“Oh, Pitt was just 8-3 coming in” the experts said. Utah finished ranked 5th in the nation.
In 2008, under current Coach Kyle Whittingham, the Utes ran the table again and were invited to the Sugar Bowl. There the 6th ranked Utes took on the 4th ranked Alabama Crimson Tide.
Utes 31, Bama 17. After the game, the BCS ranked the Utes 4th while the AP ranked them 2nd. SEC apologists said that Bama wasn’t “motivated” since they were not playing for the national championship. Uh-huh.
This year, the Utes return seven on offense and only four on defense. But the program has evolved to the point where vacancies that open up are immediately filled by talented players.
Much like both TCU and BYU, who also play in the much maligned Mountain West, the team seems to be able to fill holes without significant performance drop offs.
Perhaps, the “experts’ will agree, they’ve reached the so-called big time.
The 2010 version returns sophomore quarterback Jordan Wynn, who capped off his freshman year with a stellar performance in their bowl victory over Cal that finished off a 10-3 campaign.
The offensive line and backfield all return, as does a very physical defensive front. If the Utes can find a few receivers and some linebacking and backfield help,( which I am betting they will), they could be the surprise BCS team of the year.
They are playing a schedule that will open some eyes. Out of conference, they have one patsy, San Jose State. They also host Big East power Pitt, and visit Big 12 Iowa State and the Fightin’ Irish in South Bend.

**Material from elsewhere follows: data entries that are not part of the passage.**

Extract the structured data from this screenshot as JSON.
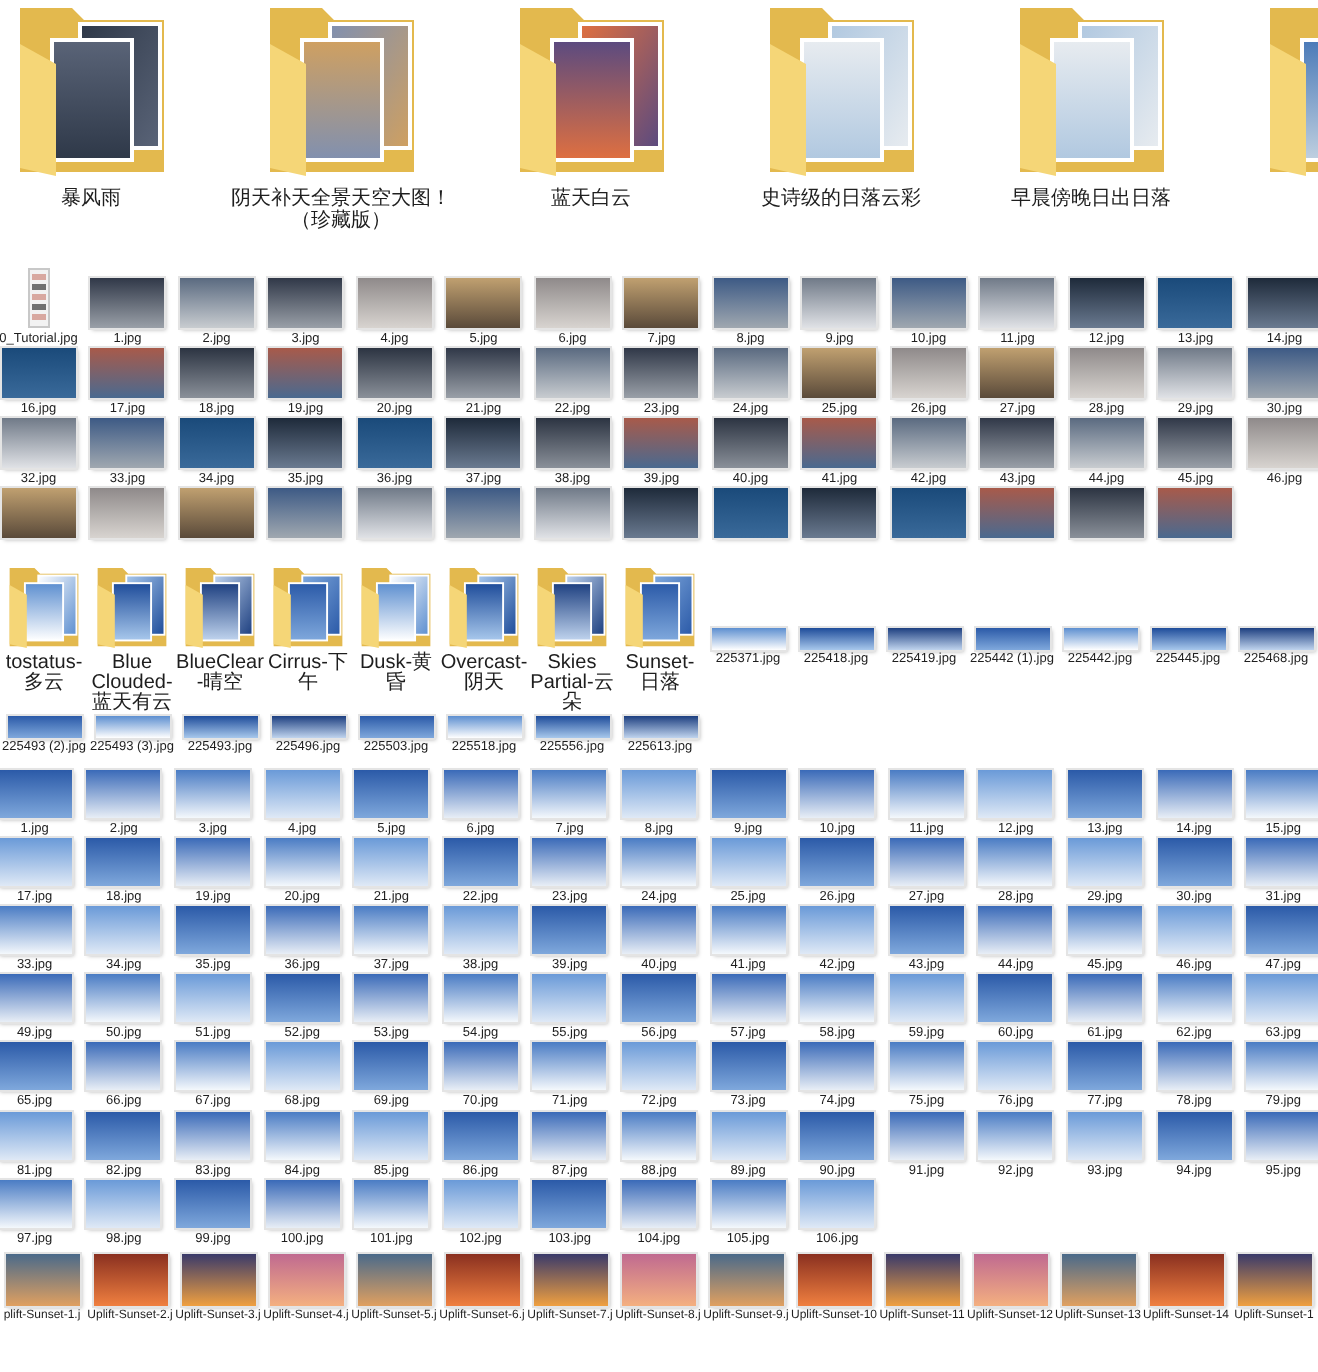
{
  "sections": [
    {
      "kind": "folder",
      "items": [
        {
          "name": "暴风雨"
        },
        {
          "name": "阴天补天全景天空大图！（珍藏版）"
        },
        {
          "name": "蓝天白云"
        },
        {
          "name": "史诗级的日落云彩"
        },
        {
          "name": "早晨傍晚日出日落"
        },
        {
          "kind": "folder"
        }
      ]
    },
    {
      "kind": "photo",
      "items": [
        {
          "kind": "document",
          "name": "0_Tutorial.jpg"
        },
        "1.jpg",
        "2.jpg",
        "3.jpg",
        "4.jpg",
        "5.jpg",
        "6.jpg",
        "7.jpg",
        "8.jpg",
        "9.jpg",
        "10.jpg",
        "11.jpg",
        "12.jpg",
        "13.jpg",
        "14.jpg",
        "16.jpg",
        "17.jpg",
        "18.jpg",
        "19.jpg",
        "20.jpg",
        "21.jpg",
        "22.jpg",
        "23.jpg",
        "24.jpg",
        "25.jpg",
        "26.jpg",
        "27.jpg",
        "28.jpg",
        "29.jpg",
        "30.jpg",
        "32.jpg",
        "33.jpg",
        "34.jpg",
        "35.jpg",
        "36.jpg",
        "37.jpg",
        "38.jpg",
        "39.jpg",
        "40.jpg",
        "41.jpg",
        "42.jpg",
        "43.jpg",
        "44.jpg",
        "45.jpg",
        "46.jpg",
        {
          "kind": "photo"
        },
        {
          "kind": "photo"
        },
        {
          "kind": "photo"
        },
        {
          "kind": "photo"
        },
        {
          "kind": "photo"
        },
        {
          "kind": "photo"
        },
        {
          "kind": "photo"
        },
        {
          "kind": "photo"
        },
        {
          "kind": "photo"
        },
        {
          "kind": "photo"
        },
        {
          "kind": "photo"
        },
        {
          "kind": "photo"
        },
        {
          "kind": "photo"
        },
        {
          "kind": "photo"
        }
      ]
    },
    {
      "kind": "folder",
      "items": [
        {
          "name": "tostatus-多云"
        },
        {
          "name": "Blue Clouded-蓝天有云"
        },
        {
          "name": "BlueClear-晴空"
        },
        {
          "name": "Cirrus-下午"
        },
        {
          "name": "Dusk-黄昏"
        },
        {
          "name": "Overcast-阴天"
        },
        {
          "name": "Skies Partial-云朵"
        },
        {
          "name": "Sunset-日落"
        },
        {
          "kind": "panorama",
          "name": "225371.jpg"
        },
        {
          "kind": "panorama",
          "name": "225418.jpg"
        },
        {
          "kind": "panorama",
          "name": "225419.jpg"
        },
        {
          "kind": "panorama",
          "name": "225442 (1).jpg"
        },
        {
          "kind": "panorama",
          "name": "225442.jpg"
        },
        {
          "kind": "panorama",
          "name": "225445.jpg"
        },
        {
          "kind": "panorama",
          "name": "225468.jpg"
        },
        {
          "kind": "panorama",
          "name": "225493 (2).jpg"
        },
        {
          "kind": "panorama",
          "name": "225493 (3).jpg"
        },
        {
          "kind": "panorama",
          "name": "225493.jpg"
        },
        {
          "kind": "panorama",
          "name": "225496.jpg"
        },
        {
          "kind": "panorama",
          "name": "225503.jpg"
        },
        {
          "kind": "panorama",
          "name": "225518.jpg"
        },
        {
          "kind": "panorama",
          "name": "225556.jpg"
        },
        {
          "kind": "panorama",
          "name": "225613.jpg"
        }
      ]
    },
    {
      "kind": "photo",
      "items": [
        "1.jpg",
        "2.jpg",
        "3.jpg",
        "4.jpg",
        "5.jpg",
        "6.jpg",
        "7.jpg",
        "8.jpg",
        "9.jpg",
        "10.jpg",
        "11.jpg",
        "12.jpg",
        "13.jpg",
        "14.jpg",
        "15.jpg",
        "17.jpg",
        "18.jpg",
        "19.jpg",
        "20.jpg",
        "21.jpg",
        "22.jpg",
        "23.jpg",
        "24.jpg",
        "25.jpg",
        "26.jpg",
        "27.jpg",
        "28.jpg",
        "29.jpg",
        "30.jpg",
        "31.jpg",
        "33.jpg",
        "34.jpg",
        "35.jpg",
        "36.jpg",
        "37.jpg",
        "38.jpg",
        "39.jpg",
        "40.jpg",
        "41.jpg",
        "42.jpg",
        "43.jpg",
        "44.jpg",
        "45.jpg",
        "46.jpg",
        "47.jpg",
        "49.jpg",
        "50.jpg",
        "51.jpg",
        "52.jpg",
        "53.jpg",
        "54.jpg",
        "55.jpg",
        "56.jpg",
        "57.jpg",
        "58.jpg",
        "59.jpg",
        "60.jpg",
        "61.jpg",
        "62.jpg",
        "63.jpg",
        "65.jpg",
        "66.jpg",
        "67.jpg",
        "68.jpg",
        "69.jpg",
        "70.jpg",
        "71.jpg",
        "72.jpg",
        "73.jpg",
        "74.jpg",
        "75.jpg",
        "76.jpg",
        "77.jpg",
        "78.jpg",
        "79.jpg",
        "81.jpg",
        "82.jpg",
        "83.jpg",
        "84.jpg",
        "85.jpg",
        "86.jpg",
        "87.jpg",
        "88.jpg",
        "89.jpg",
        "90.jpg",
        "91.jpg",
        "92.jpg",
        "93.jpg",
        "94.jpg",
        "95.jpg",
        "97.jpg",
        "98.jpg",
        "99.jpg",
        "100.jpg",
        "101.jpg",
        "102.jpg",
        "103.jpg",
        "104.jpg",
        "105.jpg",
        "106.jpg"
      ]
    },
    {
      "kind": "photo",
      "items": [
        "plift-Sunset-1.j",
        "Uplift-Sunset-2.j",
        "Uplift-Sunset-3.j",
        "Uplift-Sunset-4.j",
        "Uplift-Sunset-5.j",
        "Uplift-Sunset-6.j",
        "Uplift-Sunset-7.j",
        "Uplift-Sunset-8.j",
        "Uplift-Sunset-9.j",
        "Uplift-Sunset-10",
        "Uplift-Sunset-11",
        "Uplift-Sunset-12",
        "Uplift-Sunset-13",
        "Uplift-Sunset-14",
        "Uplift-Sunset-1"
      ]
    }
  ]
}
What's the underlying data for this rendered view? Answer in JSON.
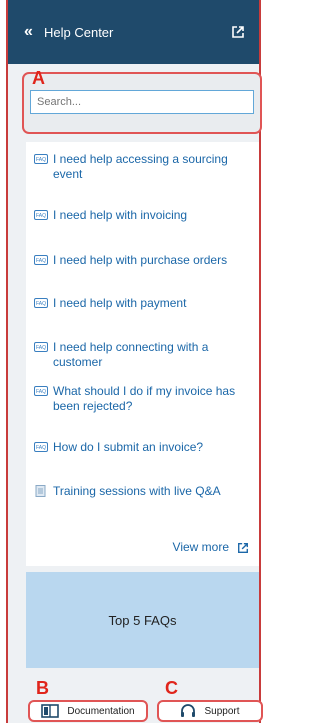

Wins over these foes will certainly move them into top ten.
In the Mountain West they have two teams that are likely to be top twenty, if not top ten; TCU and BYU. And they get both at home.
Throw in victories against two or three mid-tier Mountain West teams that have bowl eligible seasons, like Air Force, Wyoming and perhaps UNLV, and you have the makings of a very good strength of schedule.
Combined with their past history of success in the BCS bowls, the schedule could propel the Utes into the picture for a national championship...provided, of course, that they run the table.